The recent Inspiration4 mission by SpaceX, the first ever space flight with a private citizen crew, was a complete success. The crew consisted of four people who participated in astronaut training, never having been in space before. The crew members were in great spirits when they returned last week on Saturday, September 25. The idea of the mission began as a charter flight fundraiser benefiting St. Jude’s Children’s Hospital and raised over 200 million dollars. One of the crewmembers, Haley Arceneaux was a patient at St. Jude and is a cancer survivor. The mission lasted three days; intending to provide everyday civilians a chance to experience real spaceflight by floating within Earth’s orbit, giving them views from space that previously only seasoned astronauts could witness. The splashdown happened around 7:07 PM on September 25, with the flight capsule being retrieved from the Atlantic Ocean with medical personnel another other aid standing by to attend to the crewmembers and make sure that they acclimate to the rapid environmental changes upon return. All involved in the mission are thrilled at how the it turned out.
The mission was so successful that SpaceX is considering expanding crewmember size by dealing with several different contracts for future missions. With these contracts, they hope to resolve the issue of the capsules’ quantity and short lifespan, with each capsule only having the capacity of five flights, and one of them having already completed two launches. One of the contracts will allow for a space tourism company called Space Adventures. A much larger spaceship simply called Starship, a vessel larger than SpaceX’s Dragon, is in the works but has not had a first trip yet.
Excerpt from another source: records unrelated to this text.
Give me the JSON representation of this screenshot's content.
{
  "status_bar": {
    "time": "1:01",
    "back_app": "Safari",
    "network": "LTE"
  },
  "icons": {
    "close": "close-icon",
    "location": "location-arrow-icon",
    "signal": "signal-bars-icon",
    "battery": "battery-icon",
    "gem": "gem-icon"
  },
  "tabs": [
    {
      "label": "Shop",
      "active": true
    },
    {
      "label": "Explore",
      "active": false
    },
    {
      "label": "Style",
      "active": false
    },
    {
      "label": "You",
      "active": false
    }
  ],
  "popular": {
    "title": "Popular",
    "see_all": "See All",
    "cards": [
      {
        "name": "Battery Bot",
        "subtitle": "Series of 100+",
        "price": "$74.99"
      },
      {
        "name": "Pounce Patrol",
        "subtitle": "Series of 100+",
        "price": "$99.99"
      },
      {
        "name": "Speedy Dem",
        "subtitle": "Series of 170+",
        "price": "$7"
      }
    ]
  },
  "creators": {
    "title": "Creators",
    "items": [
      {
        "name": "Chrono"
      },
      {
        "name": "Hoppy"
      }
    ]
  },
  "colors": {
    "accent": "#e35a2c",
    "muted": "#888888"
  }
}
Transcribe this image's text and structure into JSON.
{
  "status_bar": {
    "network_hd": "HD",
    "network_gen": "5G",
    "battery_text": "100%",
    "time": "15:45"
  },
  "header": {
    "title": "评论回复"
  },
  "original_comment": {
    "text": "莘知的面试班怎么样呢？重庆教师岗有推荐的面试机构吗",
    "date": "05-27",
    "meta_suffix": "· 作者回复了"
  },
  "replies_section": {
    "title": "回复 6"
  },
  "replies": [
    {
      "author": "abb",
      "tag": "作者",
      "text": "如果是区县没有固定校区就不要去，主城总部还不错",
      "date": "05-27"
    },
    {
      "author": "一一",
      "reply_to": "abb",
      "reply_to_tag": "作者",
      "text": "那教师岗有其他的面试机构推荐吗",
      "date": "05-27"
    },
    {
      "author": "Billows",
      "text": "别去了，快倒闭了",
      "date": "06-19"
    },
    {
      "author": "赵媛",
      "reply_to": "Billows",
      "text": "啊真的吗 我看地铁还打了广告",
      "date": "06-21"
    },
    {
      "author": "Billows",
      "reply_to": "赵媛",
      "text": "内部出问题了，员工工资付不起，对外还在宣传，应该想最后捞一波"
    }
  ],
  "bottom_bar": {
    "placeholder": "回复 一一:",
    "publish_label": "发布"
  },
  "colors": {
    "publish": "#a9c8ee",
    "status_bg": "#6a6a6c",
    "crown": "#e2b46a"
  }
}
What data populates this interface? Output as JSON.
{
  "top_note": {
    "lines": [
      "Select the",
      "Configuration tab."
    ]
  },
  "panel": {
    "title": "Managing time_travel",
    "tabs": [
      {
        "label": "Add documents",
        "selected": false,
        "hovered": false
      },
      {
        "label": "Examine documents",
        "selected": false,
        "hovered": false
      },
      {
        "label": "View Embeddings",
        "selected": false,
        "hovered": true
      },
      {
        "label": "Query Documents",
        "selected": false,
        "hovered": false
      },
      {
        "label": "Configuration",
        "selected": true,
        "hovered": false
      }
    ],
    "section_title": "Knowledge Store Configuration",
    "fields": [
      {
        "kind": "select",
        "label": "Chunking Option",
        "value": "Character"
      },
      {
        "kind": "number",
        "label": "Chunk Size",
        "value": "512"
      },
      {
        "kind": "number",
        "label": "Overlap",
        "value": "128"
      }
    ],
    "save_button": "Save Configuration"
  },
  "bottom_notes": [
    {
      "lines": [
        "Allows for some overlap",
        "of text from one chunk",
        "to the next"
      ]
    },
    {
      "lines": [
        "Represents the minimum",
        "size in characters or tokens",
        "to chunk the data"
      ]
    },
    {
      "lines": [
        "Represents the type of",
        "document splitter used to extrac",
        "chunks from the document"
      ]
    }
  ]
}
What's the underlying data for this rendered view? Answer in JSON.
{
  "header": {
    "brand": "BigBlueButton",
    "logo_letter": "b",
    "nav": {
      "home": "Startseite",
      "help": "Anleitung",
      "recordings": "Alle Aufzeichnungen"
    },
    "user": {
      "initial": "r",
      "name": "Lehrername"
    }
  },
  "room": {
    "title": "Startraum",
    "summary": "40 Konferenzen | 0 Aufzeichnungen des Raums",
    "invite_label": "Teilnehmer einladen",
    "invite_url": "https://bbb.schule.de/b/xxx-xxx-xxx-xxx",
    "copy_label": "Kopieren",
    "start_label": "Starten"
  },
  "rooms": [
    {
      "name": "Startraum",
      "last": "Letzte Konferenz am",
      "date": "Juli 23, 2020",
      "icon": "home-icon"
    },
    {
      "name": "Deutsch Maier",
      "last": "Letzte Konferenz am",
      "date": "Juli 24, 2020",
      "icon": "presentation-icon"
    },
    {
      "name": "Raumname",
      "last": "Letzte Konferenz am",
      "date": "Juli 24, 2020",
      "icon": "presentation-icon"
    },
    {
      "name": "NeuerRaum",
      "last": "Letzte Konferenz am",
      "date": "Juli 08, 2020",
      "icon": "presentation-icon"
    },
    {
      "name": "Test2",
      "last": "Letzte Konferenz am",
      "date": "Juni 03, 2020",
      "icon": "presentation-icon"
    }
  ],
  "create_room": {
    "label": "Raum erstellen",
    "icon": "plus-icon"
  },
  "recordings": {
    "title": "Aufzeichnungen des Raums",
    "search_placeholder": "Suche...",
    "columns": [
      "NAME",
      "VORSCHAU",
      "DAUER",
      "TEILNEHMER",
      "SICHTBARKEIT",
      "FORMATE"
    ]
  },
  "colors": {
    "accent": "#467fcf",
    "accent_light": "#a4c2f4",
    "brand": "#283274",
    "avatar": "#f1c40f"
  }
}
It would explore space in much the same way as Dragon, just with greater capacity for personnel aboard. With the Success of Inspiration4 combined with future visions of innovation, ingenuity seems endless.
To read more about the Inspiration4 splashdown, click here.
For more about SpaceX’s future plans, click here.
Click here, to read some of Lenox Laser’s previous coverage of the SpaceX missions.